* _Provided records_:

● ● ●

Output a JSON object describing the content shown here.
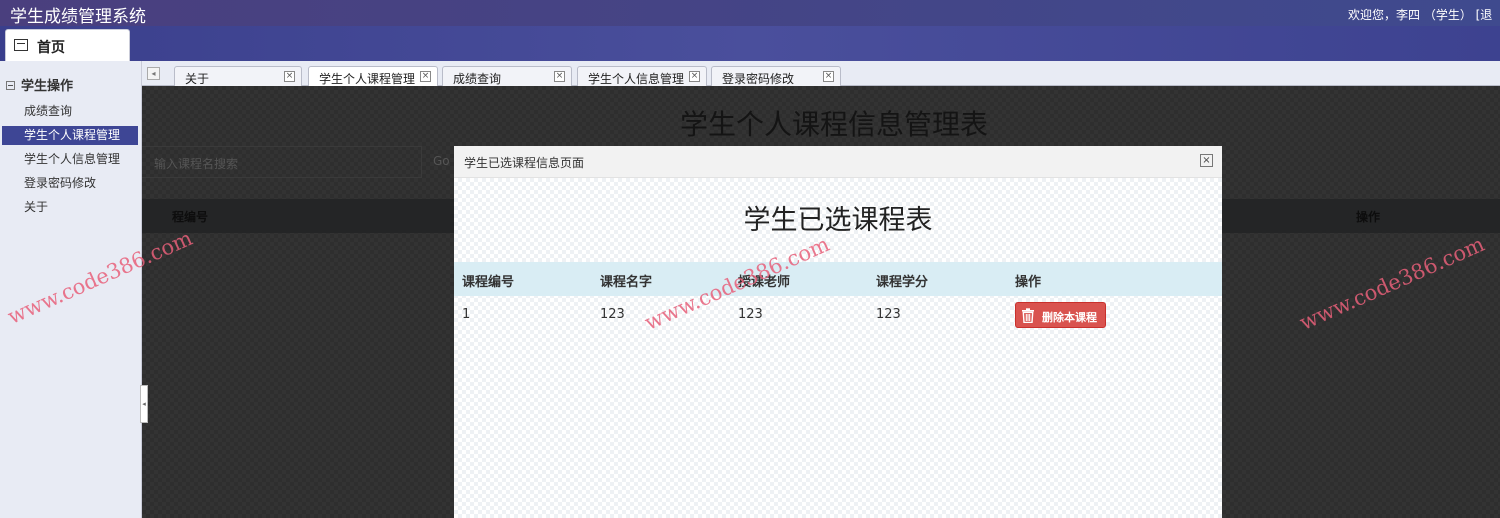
{
  "header": {
    "app_title": "学生成绩管理系统",
    "welcome": "欢迎您，李四 （学生）  [退"
  },
  "home_tab": {
    "label": "首页"
  },
  "sidebar": {
    "section_title": "学生操作",
    "items": [
      {
        "label": "成绩查询",
        "active": false
      },
      {
        "label": "学生个人课程管理",
        "active": true
      },
      {
        "label": "学生个人信息管理",
        "active": false
      },
      {
        "label": "登录密码修改",
        "active": false
      },
      {
        "label": "关于",
        "active": false
      }
    ]
  },
  "tabs": [
    {
      "label": "关于",
      "active": false
    },
    {
      "label": "学生个人课程管理",
      "active": true
    },
    {
      "label": "成绩查询",
      "active": false
    },
    {
      "label": "学生个人信息管理",
      "active": false
    },
    {
      "label": "登录密码修改",
      "active": false
    }
  ],
  "background_page": {
    "heading": "学生个人课程信息管理表",
    "search_placeholder": "输入课程名搜索",
    "go_label": "Go",
    "columns": [
      "程编号",
      "操作"
    ]
  },
  "modal": {
    "title": "学生已选课程信息页面",
    "heading": "学生已选课程表",
    "columns": [
      "课程编号",
      "课程名字",
      "授课老师",
      "课程学分",
      "操作"
    ],
    "rows": [
      {
        "id": "1",
        "name": "123",
        "teacher": "123",
        "credit": "123",
        "action_label": "删除本课程"
      }
    ]
  },
  "watermark": "www.code386.com",
  "colors": {
    "header": "#3e4695",
    "active_item": "#3e4695",
    "delete_button": "#d9534f",
    "table_header": "#d9edf4",
    "watermark": "#e8607a"
  }
}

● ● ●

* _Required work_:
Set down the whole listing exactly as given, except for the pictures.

* _Expected answer_:
Output a JSON object describing the content shown here.
{
  "header": {
    "app_title": "学生成绩管理系统",
    "welcome": "欢迎您，李四 （学生）  [退"
  },
  "home_tab": {
    "label": "首页"
  },
  "sidebar": {
    "section_title": "学生操作",
    "items": [
      {
        "label": "成绩查询",
        "active": false
      },
      {
        "label": "学生个人课程管理",
        "active": true
      },
      {
        "label": "学生个人信息管理",
        "active": false
      },
      {
        "label": "登录密码修改",
        "active": false
      },
      {
        "label": "关于",
        "active": false
      }
    ]
  },
  "tabs": [
    {
      "label": "关于",
      "active": false
    },
    {
      "label": "学生个人课程管理",
      "active": true
    },
    {
      "label": "成绩查询",
      "active": false
    },
    {
      "label": "学生个人信息管理",
      "active": false
    },
    {
      "label": "登录密码修改",
      "active": false
    }
  ],
  "background_page": {
    "heading": "学生个人课程信息管理表",
    "search_placeholder": "输入课程名搜索",
    "go_label": "Go",
    "columns": [
      "程编号",
      "操作"
    ]
  },
  "modal": {
    "title": "学生已选课程信息页面",
    "heading": "学生已选课程表",
    "columns": [
      "课程编号",
      "课程名字",
      "授课老师",
      "课程学分",
      "操作"
    ],
    "rows": [
      {
        "id": "1",
        "name": "123",
        "teacher": "123",
        "credit": "123",
        "action_label": "删除本课程"
      }
    ]
  },
  "watermark": "www.code386.com",
  "colors": {
    "header": "#3e4695",
    "active_item": "#3e4695",
    "delete_button": "#d9534f",
    "table_header": "#d9edf4",
    "watermark": "#e8607a"
  }
}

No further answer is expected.